● TASK PROMPT
Print each line below verbatim, skipping every picture.

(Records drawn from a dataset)

※ ※ ※

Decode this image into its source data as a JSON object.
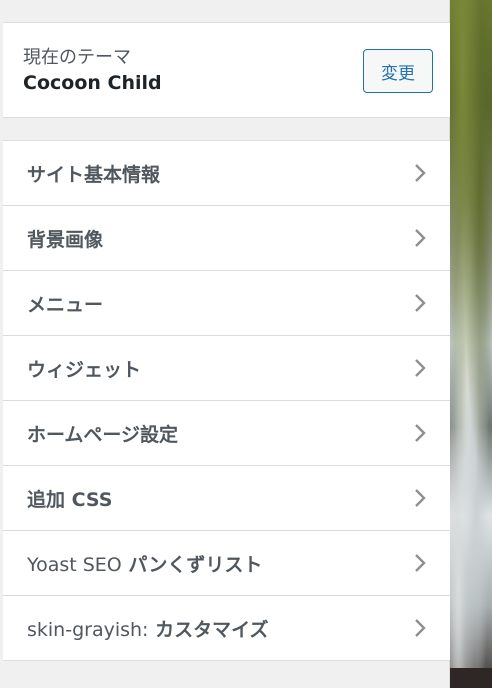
{
  "theme": {
    "caption": "現在のテーマ",
    "name": "Cocoon Child",
    "change_label": "変更"
  },
  "menu": {
    "items": [
      {
        "label": "サイト基本情報",
        "icon": "chevron-right-icon"
      },
      {
        "label": "背景画像",
        "icon": "chevron-right-icon"
      },
      {
        "label": "メニュー",
        "icon": "chevron-right-icon"
      },
      {
        "label": "ウィジェット",
        "icon": "chevron-right-icon"
      },
      {
        "label": "ホームページ設定",
        "icon": "chevron-right-icon"
      },
      {
        "label": "追加 CSS",
        "icon": "chevron-right-icon"
      },
      {
        "label_prefix": "Yoast SEO",
        "label_suffix": " パンくずリスト",
        "icon": "chevron-right-icon"
      },
      {
        "label_prefix": "skin-grayish:",
        "label_suffix": " カスタマイズ",
        "icon": "chevron-right-icon"
      }
    ]
  },
  "colors": {
    "accent": "#2271b1",
    "text": "#50575e",
    "background": "#f0f0f1"
  }
}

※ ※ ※

● COMPLETED EXERCISE
Decode this image into its source data as a JSON object.
{
  "theme": {
    "caption": "現在のテーマ",
    "name": "Cocoon Child",
    "change_label": "変更"
  },
  "menu": {
    "items": [
      {
        "label": "サイト基本情報",
        "icon": "chevron-right-icon"
      },
      {
        "label": "背景画像",
        "icon": "chevron-right-icon"
      },
      {
        "label": "メニュー",
        "icon": "chevron-right-icon"
      },
      {
        "label": "ウィジェット",
        "icon": "chevron-right-icon"
      },
      {
        "label": "ホームページ設定",
        "icon": "chevron-right-icon"
      },
      {
        "label": "追加 CSS",
        "icon": "chevron-right-icon"
      },
      {
        "label_prefix": "Yoast SEO",
        "label_suffix": " パンくずリスト",
        "icon": "chevron-right-icon"
      },
      {
        "label_prefix": "skin-grayish:",
        "label_suffix": " カスタマイズ",
        "icon": "chevron-right-icon"
      }
    ]
  },
  "colors": {
    "accent": "#2271b1",
    "text": "#50575e",
    "background": "#f0f0f1"
  }
}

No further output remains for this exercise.